The only issue I had on occasion was that I packed so many bits inside that for the first week or two I had trouble remembering which compartment I’d put things in. Cue emptying the bag and reloading it several times! Perhaps the biggest selling point for me, though, is that the whole ensemble is incredibly comfortable to wear. The weight is distributed nicely, the padded straps and back don’t chafe, and the bag itself (if not its contents when fully loaded) is as light as could be hoped for something this rugged. When you’re lugging heavier loads around, there’s a chest strap, which clips into place to help redistribute the load. Alternatively, if you prefer, the bag features clips and a shoulder strap that allow it to be worn courier style. A final plus point for this design is that when you’re not wearing it, the bag stands upright on its flat base so, as long as you’re not massively careless, the risk of it toppling and smashing your expensive electronic gear is minimal.
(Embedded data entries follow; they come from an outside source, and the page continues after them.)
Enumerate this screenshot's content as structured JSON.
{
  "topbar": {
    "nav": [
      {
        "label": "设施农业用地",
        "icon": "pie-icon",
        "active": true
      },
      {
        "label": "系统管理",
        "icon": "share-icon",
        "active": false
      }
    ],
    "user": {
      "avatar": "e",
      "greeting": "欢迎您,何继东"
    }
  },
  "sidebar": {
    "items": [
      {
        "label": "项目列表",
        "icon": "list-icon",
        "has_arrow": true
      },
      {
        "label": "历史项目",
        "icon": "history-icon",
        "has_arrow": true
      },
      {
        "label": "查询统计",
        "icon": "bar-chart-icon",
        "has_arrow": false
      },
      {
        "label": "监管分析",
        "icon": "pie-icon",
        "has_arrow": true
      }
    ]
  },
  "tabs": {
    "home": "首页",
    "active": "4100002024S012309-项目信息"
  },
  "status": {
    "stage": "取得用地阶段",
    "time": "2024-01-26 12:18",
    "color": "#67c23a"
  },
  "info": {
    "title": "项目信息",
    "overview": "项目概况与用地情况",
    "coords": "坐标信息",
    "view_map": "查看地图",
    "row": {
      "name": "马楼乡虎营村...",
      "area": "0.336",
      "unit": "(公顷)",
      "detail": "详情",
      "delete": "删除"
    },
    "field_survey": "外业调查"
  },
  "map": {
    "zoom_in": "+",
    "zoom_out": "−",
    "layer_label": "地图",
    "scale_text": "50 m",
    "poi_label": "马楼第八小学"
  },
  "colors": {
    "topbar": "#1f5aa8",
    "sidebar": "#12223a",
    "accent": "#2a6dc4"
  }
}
I could see this bag being of interest to recordists, DJs and gigging laptop musicians alike. It certainly works beautifully for an SOS Reviews Editor working between his home studio and the office! Finally, it’s worth me saying that, although I didn’t road test the other bags in the range, I was sent a few to check out and a quick investigation reveals them to be similarly well designed and manufactured. So if the Flyby doesn’t quite offer what you need then it’s worth checking out what’s available — their web site suggests appropriate bags for a number of common scenarios. The one need the company don’t yet meet but which I wish they would is the engineer or recordist needing to lug their 19-inch rackmount devices to a session — but then there are plenty of companies already offering that. Mono’s bags don’t come particularly cheap, but the asking price should be a drop in the ocean compared to what you’ve invested in your gear, and these should last you years. Highly recommended. Matt Houghton

Published November 2015